Humans have an understanding of a concept called consciousness. This idea of consciousness has been the main separating factor between animals and humans regarding humankind's purported superiority of intelligence: humans are conscious and other animals are not. Specifically, it is self-consciousness, awareness of oneself as oneself, that is. Yet extensive research throughout the last few decades shows that this may not be the case. Animals and humans alike show a variety of forms of consciousness and self-consciousness based on the structure of their bodies, brains, habitats and other contributing factors of survival. Hence, I will argue that humans are not the only beings on this Earth that have the ability of sophisticated consciousness and even self-awareness that we take as the result of a seemingly higher power of intelligence. To do so, I will examine a variety of cases where animals show various levels of consciousness. These animals include the four types of great apes, dolphins, horses, corvids, cephalopod mollusks, cows, lions, and canines. Such examples of higher consciousness derived from these animals include a being's understanding of self, creating non-heritage based friendships, tool-making abilities, functional memory usage, and spatial awareness. Humans must now act upon this inheritance of knowledge regarding animal consciousness. If we know that other animals behold higher levels of intelligence, we must learn to treat them justly.

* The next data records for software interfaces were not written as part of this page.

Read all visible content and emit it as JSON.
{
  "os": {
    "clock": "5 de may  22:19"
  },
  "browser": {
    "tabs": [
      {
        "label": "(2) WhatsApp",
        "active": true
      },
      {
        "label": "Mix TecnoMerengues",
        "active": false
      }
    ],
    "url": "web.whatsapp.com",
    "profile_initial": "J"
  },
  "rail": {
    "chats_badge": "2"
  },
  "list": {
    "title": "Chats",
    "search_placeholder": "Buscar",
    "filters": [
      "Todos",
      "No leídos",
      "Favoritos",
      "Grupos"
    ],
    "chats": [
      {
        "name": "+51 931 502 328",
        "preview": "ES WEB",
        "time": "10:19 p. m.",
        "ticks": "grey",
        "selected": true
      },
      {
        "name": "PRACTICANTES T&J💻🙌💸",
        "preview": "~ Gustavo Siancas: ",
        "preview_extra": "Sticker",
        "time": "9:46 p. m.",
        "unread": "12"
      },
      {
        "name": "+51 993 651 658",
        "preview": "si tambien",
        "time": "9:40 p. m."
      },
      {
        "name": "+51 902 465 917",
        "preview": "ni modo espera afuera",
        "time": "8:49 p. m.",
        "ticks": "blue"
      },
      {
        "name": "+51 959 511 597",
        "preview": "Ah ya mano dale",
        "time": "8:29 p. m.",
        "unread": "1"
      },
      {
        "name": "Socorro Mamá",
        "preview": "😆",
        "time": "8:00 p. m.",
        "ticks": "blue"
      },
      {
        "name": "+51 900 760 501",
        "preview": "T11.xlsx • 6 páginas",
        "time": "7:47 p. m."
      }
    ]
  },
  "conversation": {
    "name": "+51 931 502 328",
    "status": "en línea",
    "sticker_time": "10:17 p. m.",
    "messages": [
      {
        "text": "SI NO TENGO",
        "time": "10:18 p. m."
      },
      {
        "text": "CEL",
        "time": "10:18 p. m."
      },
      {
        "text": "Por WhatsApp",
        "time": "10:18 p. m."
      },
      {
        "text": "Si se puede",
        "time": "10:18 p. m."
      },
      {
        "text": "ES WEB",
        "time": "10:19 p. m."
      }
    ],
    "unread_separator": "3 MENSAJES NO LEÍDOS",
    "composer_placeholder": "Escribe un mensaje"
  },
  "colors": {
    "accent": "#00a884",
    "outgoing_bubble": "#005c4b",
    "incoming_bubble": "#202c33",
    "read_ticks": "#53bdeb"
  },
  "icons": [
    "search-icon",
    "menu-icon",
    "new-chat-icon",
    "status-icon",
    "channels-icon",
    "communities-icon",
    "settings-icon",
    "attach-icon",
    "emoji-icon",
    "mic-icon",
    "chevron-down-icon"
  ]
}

Varnell, Conner Lee, "A Pedestal of Power: Analyzing Consciousness in Nonhuman Animals" (2014). Senior Theses. 7.